It is always interesting to notice that most of government leaders around the world are male. This situation is becoming more acute as gender roles have changed dramatically over the last century — with women taking more high-ranking positions in the corporate world. An issue people are openly debating is whether women, if taking office as world leaders, can bring a more peaceful world. In my opinion, any judgement about the direct link between government policies and the gender of the government leader is premature.
It is first important to correct a common misconception that a leader's decision is determined very often by his or her natural dispositions. The truth is that a leader formulates a policy mostly according to public opinions and makes a decision as the representative of a country. Admittedly, many autocratsin history were meanwhile temperamentalmales, who were notoriousfor their volatilecharacters, unpredictable decreesand aggressive stance. Some historians have offered another explanation for this general sign. A leader with such personalities was favoured and supported by a country during a specific period of time and chosen by a majority of the electorateto pursue the interest of a country. The rise of Hitler Adolf before World War II is a telling example. His attempt to establish a pure race of German people and colonise Europe reflected more a common desire shared by the whole German society than his own will.
Another general notion that females are intrinsically sympathetic and nonviolentis also ungrounded. Although it seems that females are generally less combative, quarrelsomeand ambitious than males, there are always exceptions. The path to the top of the chain of command of a country is routinely filled with obstacles. Only those with strong leadership qualities can survive power struggles and reach the top position. It meanwhile requires contestantsto show their abilities to make tough decisions in situations, for instance, when the sovereigntyof a country is under threat. A good example to support this is the decision made by Margaret Thatcher, the former Prime Minister of the United Kingdom, to send a naval task force to recapturethe Falkland Islands and settle a military conflict with Argentina. It shows that a female leader should show the same decisivenessas a male leader does.

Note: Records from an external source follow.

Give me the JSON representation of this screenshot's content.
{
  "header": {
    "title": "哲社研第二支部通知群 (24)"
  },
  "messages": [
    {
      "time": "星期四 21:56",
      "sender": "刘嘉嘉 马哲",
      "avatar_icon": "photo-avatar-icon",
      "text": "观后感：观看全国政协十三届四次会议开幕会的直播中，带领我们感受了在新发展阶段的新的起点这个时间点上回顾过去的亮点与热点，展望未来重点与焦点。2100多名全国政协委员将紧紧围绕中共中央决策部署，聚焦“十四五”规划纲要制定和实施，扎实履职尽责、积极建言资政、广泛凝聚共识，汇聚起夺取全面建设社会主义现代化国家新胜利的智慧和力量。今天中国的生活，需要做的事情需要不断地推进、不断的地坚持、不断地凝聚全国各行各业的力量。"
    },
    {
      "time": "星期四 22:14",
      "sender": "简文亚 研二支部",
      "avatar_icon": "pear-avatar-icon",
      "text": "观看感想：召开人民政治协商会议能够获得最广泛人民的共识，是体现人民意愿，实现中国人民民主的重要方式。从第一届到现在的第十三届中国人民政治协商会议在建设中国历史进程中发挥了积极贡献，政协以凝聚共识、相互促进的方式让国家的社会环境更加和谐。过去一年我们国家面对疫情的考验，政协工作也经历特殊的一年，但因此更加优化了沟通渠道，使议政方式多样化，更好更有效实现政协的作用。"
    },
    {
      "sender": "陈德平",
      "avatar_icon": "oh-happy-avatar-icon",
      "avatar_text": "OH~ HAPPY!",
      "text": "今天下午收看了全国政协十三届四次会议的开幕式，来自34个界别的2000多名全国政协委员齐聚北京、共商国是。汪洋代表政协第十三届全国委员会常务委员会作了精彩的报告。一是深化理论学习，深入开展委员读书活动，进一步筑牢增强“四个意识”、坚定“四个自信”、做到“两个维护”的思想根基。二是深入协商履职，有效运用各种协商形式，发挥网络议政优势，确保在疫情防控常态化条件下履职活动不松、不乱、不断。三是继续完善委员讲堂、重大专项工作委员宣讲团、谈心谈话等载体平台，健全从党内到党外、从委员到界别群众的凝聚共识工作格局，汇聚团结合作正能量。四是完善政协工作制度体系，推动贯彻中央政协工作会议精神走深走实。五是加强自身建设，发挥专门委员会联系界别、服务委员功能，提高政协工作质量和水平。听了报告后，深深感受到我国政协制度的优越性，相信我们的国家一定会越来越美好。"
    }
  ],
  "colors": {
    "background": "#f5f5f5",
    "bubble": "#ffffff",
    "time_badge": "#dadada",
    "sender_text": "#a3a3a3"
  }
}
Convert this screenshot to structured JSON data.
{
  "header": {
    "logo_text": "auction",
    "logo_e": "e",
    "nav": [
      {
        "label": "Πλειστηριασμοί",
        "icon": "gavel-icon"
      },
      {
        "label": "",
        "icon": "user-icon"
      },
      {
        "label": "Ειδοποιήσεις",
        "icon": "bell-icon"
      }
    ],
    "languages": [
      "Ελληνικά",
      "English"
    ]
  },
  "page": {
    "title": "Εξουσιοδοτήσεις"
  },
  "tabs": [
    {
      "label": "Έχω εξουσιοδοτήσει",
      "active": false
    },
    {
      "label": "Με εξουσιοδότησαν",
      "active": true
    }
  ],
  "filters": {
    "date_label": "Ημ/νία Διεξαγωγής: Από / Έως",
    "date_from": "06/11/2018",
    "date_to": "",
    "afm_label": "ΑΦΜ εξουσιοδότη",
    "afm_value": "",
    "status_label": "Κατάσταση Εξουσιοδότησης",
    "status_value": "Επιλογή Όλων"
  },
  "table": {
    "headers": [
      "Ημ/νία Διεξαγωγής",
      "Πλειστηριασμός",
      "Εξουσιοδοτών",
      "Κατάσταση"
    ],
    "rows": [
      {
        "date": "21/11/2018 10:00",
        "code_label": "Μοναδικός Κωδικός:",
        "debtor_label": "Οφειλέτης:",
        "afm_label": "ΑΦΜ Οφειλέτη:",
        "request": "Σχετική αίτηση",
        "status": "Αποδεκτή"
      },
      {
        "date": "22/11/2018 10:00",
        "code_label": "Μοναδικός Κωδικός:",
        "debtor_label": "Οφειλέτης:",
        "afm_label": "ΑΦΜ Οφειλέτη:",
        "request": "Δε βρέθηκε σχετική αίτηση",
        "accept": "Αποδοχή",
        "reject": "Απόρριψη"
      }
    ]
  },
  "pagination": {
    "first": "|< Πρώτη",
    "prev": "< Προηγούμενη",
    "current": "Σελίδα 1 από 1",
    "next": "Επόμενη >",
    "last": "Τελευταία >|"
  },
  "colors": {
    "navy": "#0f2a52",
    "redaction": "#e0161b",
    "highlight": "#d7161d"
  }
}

There are many other examples of this kind to support the argument that a decision to start a war and choose a violent solution to problems is not on personal grounds. A more satisfactory explanation is that a leader makes a decision he or she considers in general interest. The relationship between gender and peace-making is therefore remote.